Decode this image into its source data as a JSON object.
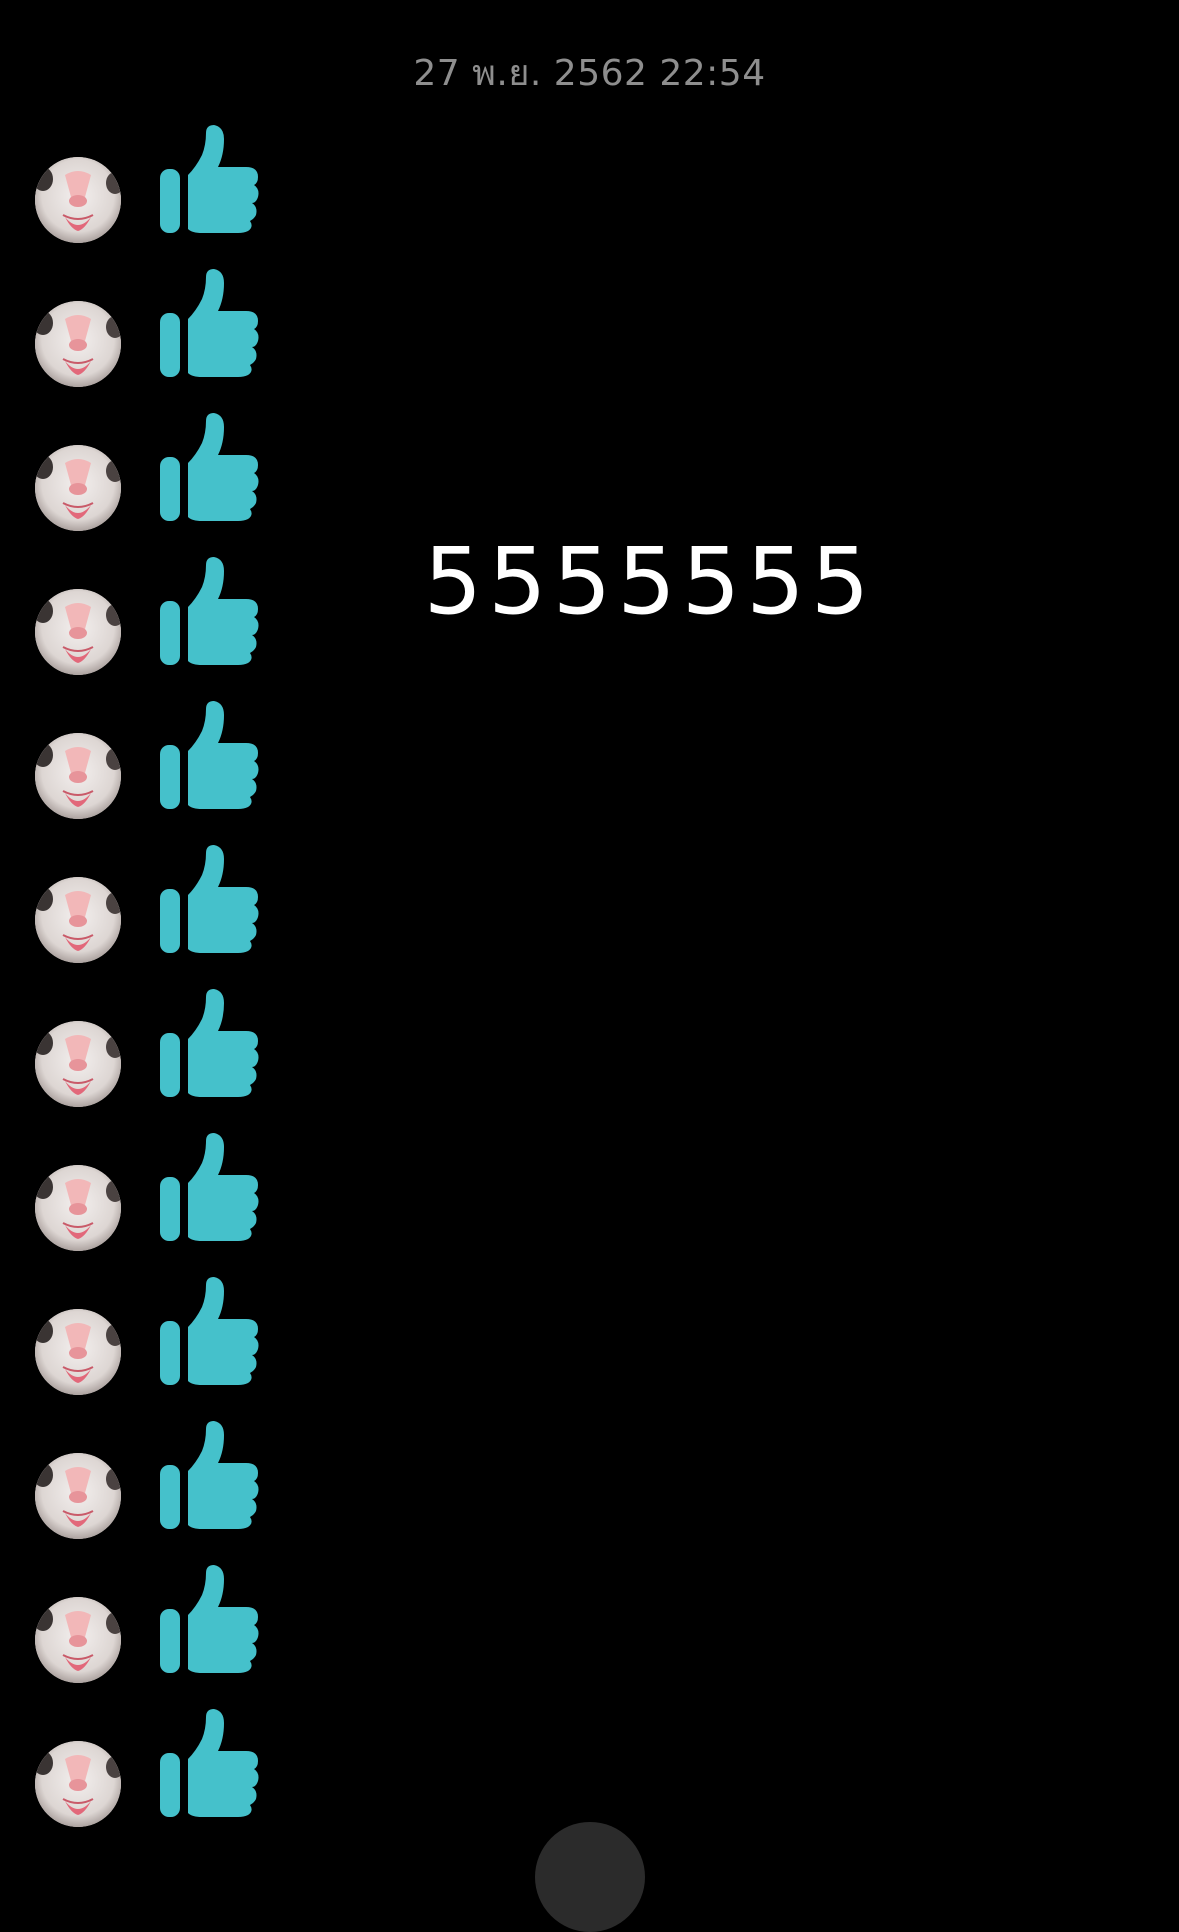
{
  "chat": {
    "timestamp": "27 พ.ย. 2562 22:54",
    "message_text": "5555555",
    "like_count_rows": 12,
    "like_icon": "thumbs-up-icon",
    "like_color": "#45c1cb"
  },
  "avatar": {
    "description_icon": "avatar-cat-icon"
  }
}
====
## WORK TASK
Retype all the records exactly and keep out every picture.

## RESPONSE TO THIS TASK
Decode this image into its source data as a JSON object.
{
  "chat": {
    "timestamp": "27 พ.ย. 2562 22:54",
    "message_text": "5555555",
    "like_count_rows": 12,
    "like_icon": "thumbs-up-icon",
    "like_color": "#45c1cb"
  },
  "avatar": {
    "description_icon": "avatar-cat-icon"
  }
}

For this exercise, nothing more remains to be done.